The more the sons and daughters of Nepal focus on enhancing their skills and abilities to utilize their core competencies and strengths to be better at whatever it is that they choose to do with their life, the faster we will move towards building the Nepal we all aspire and dream of
Almost every Nepali I meet anywhere in the nation, or across the world, is proud to be Nepali. Yes, each of us has a long list of things that are wrong with our nation, and an even longer list of people to blame for all these shortcomings, but no matter what each of us is proud of this land we call home, our Nepal!
The one thing that I find in common in all the lists of things that are wrong with our nation is the fact that I never find anyone put in anything on the list for which they take responsibility, and likewise I have yet to find anyone who puts their name on the list of people we blame for our nation’s situation. This made me think… is it really possible that I carry no responsibility for any of the shortcomings of my nation, and am in no way a contributor to the situation we find ourselves in today?
Having pondered on this issue to the point of frustration I thought let me try to get to the bottom of this in another way… Let me think of what have I done personally to be part of the solution that I seek. If I feel that Kathmandu is polluted and dirty, what have I done, no matter how small the action may be, to make my city a little cleaner?
We are all very aware of our rights, our rights in our family, our institution, in our society, in our nation! We know every right that we are entitled to, and spend a lot of time demanding and ensuring that we get what is our right! But how much time have we actually given to think about our responsibility in our family, our institution, our society and our nation? Rights and responsibilities are like breathing in and breathing out, it is impossible to do just one and not the other.

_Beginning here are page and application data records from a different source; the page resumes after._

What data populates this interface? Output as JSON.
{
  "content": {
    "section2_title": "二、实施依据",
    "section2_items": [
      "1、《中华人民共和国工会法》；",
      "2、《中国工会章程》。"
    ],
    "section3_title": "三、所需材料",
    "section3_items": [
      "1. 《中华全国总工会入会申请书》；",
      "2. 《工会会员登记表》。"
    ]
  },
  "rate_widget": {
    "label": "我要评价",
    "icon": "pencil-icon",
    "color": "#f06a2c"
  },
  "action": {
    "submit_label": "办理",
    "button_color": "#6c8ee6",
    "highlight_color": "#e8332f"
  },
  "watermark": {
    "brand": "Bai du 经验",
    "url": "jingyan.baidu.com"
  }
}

Nepal is as prosperous or poor as the Nepali people, for a nation is not just the mud within its borders but the people that live on that land at any given point of time. Therefore as arduous a task as it may sound, the only way to make Nepal a sustainably prosperous nation is to ensure that we make the individual Nepali citizen rich. There are many examples of countries in which a small percentage of the population is very wealthy, however those nations as a whole fall in the underdeveloped or least developed nations of the world. So in order to make Nepal rich, we have to bring forth an economic transformation that promotes economic inclusion and upliftment of our lowest common economic denominator. We have spent generations blaming everyone for all our problems and not giving enough thought and energy to what ‘I’ have done, if anything, to be a part of the solution, or at least, not be part of the very problems we are criticizing. The time has come for us to break out of this vicious cycle.
For our Nepal has the highest mountain in the world, is the birthplace of the Buddha, the home of Pashupatinath, her natural beauty and diversity is rivalled by few, and the resources whether it be the water in her rivers, the herbs in her jungle, or the minerals in her mountains are infinite. But we her sons and daughters, instead of striving to live lives that would make her proud of us, we keep trying to pass the blame of our inabilities and incompetency on her, and are trying to make her the reason for our shortcomings and failures. There is nothing wrong with Nepal, if there is anything wrong it is with us the Nepali sons or daughters of this amazing nation we all call home.
We all felt that the promulgation of our new Constitution would be the start of our journey to build the new Nepal of our dreams and aspirations, but the reality of the Terai Andolan, ensuing border closure and the unprecedented jumbo cabinet of six Deputy Prime Ministers and a plethora of ministers, with the promise of even more to come in the days ahead, has cast grave uncertainties on the days ahead under our 7th Constitution. These insecurities giving rise to yet again several assumptions and presumptions on what is needed on our part to effectively build our nation under our new Constitution. Many of these centering around the need for a Naya Shakti or a Naya Soch, with everyone again looking at everyone else wondering if and when they are going to start something along these lines. Yet gain we seem to be going back to ‘Mangal-Maan’ in our thinking, looking outward for someone, or something to step forward and solve our problems and build our nation for us. If we want to get to a destination that is different from that which all the movements of the past have taken us to, we, each and every one of us, has to choose a different way forward.
The time has come for each one of us to realize this and stop blaming our Nepal, or any other Nepali but start looking within ourselves. The change we want and the solution we seek has to come from each ‘Ma’ (me). The more the sons and daughters of Nepal focus on enhancing their skills and abilities to utilize their core competencies and strengths to be better at whatever it is that they choose to do with their life, the faster we will move towards building Nepal we all aspire and dream of.
A version of this article appears in print on November 24, 2015 of The Himalayan Times.